When the string "prefix" is part of a line in the data below, report the whole line.
* * * * * * *
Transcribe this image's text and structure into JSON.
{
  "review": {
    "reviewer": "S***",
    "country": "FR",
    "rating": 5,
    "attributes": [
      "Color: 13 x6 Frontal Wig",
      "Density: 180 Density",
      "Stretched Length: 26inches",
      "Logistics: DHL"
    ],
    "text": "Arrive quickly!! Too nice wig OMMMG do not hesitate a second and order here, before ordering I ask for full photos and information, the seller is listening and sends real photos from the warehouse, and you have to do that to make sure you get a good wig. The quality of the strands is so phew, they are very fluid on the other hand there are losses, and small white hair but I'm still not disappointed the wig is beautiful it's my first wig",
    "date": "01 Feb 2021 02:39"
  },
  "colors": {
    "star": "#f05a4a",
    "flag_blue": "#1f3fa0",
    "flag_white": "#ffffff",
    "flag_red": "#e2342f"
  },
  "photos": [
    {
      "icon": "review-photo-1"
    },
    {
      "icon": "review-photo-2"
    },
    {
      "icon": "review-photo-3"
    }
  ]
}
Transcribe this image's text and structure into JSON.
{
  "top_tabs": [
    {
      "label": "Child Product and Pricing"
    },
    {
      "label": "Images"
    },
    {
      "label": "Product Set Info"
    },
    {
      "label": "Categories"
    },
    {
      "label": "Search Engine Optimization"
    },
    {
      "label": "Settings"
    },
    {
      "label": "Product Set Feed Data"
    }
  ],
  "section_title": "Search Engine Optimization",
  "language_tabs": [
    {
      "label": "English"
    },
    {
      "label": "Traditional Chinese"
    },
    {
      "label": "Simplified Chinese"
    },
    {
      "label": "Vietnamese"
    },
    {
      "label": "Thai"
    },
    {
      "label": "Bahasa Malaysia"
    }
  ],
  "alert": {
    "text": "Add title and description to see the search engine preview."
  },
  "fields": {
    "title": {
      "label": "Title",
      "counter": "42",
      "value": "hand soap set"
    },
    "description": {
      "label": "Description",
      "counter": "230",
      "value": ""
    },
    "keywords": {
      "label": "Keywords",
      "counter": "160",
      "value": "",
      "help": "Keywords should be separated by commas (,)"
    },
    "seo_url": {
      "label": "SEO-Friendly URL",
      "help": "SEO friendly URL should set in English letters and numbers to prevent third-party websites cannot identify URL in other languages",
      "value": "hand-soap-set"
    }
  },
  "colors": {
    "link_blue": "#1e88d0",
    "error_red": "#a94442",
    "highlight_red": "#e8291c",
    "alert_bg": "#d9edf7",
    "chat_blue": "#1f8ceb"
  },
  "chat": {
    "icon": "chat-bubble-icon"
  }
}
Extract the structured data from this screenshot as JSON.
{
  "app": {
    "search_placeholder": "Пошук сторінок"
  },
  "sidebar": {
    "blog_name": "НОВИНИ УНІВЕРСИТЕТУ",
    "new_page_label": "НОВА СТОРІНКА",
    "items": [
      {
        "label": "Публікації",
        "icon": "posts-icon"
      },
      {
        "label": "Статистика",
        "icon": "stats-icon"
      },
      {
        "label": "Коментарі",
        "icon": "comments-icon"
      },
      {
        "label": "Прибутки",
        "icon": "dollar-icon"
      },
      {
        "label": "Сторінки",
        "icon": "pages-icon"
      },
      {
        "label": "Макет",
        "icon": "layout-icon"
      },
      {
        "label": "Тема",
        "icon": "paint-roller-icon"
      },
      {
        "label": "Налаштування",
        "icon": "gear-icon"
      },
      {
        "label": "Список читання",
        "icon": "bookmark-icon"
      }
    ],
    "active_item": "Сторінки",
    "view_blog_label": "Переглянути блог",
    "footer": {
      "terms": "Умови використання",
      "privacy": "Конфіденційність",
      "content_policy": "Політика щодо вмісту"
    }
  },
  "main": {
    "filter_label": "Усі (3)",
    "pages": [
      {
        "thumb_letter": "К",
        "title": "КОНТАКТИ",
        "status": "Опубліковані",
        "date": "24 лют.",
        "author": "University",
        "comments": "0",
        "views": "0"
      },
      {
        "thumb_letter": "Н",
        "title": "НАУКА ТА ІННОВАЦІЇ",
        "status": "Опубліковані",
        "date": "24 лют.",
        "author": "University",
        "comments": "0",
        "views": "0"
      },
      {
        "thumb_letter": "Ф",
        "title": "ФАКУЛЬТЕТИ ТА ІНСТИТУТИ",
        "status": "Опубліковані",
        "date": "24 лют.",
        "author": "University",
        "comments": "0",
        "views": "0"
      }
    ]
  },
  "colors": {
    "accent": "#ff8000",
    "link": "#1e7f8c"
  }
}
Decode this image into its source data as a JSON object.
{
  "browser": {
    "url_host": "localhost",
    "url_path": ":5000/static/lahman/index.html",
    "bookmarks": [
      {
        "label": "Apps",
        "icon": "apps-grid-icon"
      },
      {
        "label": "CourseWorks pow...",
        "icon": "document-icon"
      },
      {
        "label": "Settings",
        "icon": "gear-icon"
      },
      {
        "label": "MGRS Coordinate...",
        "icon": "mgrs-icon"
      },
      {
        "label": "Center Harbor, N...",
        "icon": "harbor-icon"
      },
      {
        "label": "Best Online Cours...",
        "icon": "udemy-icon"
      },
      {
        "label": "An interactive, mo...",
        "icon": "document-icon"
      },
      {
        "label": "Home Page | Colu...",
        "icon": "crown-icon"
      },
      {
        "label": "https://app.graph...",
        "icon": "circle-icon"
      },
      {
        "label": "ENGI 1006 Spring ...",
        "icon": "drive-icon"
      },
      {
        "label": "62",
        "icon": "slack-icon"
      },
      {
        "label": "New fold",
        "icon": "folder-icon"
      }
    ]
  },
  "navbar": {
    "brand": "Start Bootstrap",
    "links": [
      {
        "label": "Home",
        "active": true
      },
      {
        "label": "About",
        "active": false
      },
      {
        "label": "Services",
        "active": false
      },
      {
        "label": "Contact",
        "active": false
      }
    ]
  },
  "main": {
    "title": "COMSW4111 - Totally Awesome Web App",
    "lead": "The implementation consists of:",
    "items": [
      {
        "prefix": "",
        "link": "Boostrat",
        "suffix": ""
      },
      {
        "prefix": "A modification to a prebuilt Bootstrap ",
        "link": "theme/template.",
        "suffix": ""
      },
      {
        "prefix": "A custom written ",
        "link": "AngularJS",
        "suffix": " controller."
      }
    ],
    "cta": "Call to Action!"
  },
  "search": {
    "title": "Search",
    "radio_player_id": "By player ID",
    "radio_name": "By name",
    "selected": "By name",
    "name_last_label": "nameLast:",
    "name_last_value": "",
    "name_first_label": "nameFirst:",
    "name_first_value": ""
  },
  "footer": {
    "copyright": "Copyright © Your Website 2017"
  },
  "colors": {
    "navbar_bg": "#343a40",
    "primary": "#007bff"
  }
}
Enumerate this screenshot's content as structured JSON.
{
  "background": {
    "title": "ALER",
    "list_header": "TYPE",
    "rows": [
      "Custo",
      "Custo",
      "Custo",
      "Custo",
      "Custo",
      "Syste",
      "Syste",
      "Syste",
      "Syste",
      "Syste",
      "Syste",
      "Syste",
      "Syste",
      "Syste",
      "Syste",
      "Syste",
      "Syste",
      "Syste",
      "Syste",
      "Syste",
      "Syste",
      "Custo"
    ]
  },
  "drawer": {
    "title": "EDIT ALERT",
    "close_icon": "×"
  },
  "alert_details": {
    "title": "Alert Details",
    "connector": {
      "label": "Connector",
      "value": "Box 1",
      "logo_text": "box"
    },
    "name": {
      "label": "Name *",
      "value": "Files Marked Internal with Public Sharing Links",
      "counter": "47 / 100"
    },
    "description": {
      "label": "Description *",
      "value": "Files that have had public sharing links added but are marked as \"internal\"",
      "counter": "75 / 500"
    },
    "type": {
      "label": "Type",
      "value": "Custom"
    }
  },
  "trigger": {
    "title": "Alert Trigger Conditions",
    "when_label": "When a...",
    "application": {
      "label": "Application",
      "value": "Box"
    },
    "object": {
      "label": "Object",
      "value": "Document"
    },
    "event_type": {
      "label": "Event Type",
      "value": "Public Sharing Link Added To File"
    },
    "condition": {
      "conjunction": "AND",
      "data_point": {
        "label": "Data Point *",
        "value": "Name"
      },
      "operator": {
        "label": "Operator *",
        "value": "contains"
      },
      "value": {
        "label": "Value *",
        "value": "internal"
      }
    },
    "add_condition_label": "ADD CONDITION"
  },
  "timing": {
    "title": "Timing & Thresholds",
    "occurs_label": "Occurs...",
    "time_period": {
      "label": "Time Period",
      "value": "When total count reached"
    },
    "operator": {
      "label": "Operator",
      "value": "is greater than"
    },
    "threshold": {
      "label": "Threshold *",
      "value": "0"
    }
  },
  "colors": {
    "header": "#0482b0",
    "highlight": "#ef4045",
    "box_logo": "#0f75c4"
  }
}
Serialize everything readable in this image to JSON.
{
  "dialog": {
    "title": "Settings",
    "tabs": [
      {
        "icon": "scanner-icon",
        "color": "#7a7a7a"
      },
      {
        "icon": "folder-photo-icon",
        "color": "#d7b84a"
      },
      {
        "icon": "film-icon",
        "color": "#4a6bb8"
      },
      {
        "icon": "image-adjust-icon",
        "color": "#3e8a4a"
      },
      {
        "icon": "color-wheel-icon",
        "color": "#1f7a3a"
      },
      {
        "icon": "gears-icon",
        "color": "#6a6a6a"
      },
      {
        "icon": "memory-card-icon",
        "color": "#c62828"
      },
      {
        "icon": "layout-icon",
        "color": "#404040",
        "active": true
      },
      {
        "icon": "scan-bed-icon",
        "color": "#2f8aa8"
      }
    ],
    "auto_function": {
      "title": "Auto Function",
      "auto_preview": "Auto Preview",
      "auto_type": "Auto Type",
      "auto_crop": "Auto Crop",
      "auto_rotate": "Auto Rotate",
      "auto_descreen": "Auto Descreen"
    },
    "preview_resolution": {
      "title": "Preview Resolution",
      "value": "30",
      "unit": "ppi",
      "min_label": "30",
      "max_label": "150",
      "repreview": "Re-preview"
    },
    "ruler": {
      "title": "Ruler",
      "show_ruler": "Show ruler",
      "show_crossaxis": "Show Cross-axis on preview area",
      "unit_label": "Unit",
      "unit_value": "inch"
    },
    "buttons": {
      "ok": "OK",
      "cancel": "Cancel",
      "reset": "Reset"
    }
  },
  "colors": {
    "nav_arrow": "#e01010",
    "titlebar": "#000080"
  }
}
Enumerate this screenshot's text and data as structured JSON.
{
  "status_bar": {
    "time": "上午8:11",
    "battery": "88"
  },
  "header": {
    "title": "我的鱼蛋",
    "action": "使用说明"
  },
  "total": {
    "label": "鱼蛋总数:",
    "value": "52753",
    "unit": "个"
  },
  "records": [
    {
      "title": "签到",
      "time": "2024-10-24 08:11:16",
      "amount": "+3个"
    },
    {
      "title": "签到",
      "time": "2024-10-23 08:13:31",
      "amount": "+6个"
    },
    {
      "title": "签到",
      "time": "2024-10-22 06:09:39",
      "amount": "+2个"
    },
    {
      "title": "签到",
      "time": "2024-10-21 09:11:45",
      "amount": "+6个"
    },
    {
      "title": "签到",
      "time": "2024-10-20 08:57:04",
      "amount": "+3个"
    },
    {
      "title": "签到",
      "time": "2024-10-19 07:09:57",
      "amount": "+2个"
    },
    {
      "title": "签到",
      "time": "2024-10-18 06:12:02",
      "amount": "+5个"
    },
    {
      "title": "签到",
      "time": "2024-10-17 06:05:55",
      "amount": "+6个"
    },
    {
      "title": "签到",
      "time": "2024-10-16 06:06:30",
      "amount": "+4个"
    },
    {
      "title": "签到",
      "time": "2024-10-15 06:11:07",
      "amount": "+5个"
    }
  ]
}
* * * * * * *
RESULT OF THIS EXERCISE ->
        "prefix": "",
        "prefix": "A modification to a prebuilt Bootstrap ",
        "prefix": "A custom written ",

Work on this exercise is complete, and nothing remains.